My research in collaboration with Dr. Peter Davies' lab has involved the use of X-ray crystallography and molecular modelling to study both the calpain family of enzymes and ice-binding proteins.
Calpains are a family of cysteine proteases that depend on the presence of Ca2+ to allow them to adopt an active conformation. We are studying their structures to try to understand the details of this activation process. We use X-ray crystallography and modelling to determine structures of the enyzme in combination with substrates and inhibitors for use in structure-based inhibitor design. Specific inhibitors may be useful in further research studies and as potential lead compounds for the development of pharmaceuticals for the treatment after ischemic reperfusion events.

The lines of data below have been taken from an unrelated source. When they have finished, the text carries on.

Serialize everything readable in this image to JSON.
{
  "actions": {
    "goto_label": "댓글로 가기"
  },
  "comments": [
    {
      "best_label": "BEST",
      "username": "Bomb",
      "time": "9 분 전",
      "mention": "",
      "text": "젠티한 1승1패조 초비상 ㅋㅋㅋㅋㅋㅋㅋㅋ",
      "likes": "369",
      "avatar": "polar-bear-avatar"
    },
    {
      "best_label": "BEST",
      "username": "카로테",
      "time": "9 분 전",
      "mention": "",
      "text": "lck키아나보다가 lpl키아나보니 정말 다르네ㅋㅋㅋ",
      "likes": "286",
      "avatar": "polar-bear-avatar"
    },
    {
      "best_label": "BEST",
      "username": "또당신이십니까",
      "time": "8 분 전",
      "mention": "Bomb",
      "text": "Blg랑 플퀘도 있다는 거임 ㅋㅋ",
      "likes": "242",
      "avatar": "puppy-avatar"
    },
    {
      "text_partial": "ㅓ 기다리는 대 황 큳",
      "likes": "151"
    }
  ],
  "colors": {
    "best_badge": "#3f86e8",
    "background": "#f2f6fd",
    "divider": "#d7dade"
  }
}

Antifreeze proteins (AFPs) are one class of ice-binding proteins that bind to the surfaces of ice crystals and inhibit their growth at subzero temperatures, thereby protecting the organism from freezing damage. We have hypothesized that AFPs bind to ice by first ordering water molecules at the protein's surface to be in an ice-like array. In order to explore this idea, we are using X-ray crystallography and homology modelling along with site-directed mutagenesis to examine the ordering of water molecules around the proteins' surfaces. Another class of ice-binding proteins are those that nucleate the formation of ice (ice-nucleating proteins, INPs) that appear to differ from AFPs predominantly by the size of their ice-binding site. We are attempting to explore this relationship by engineering INPs from AFPs and vice versa.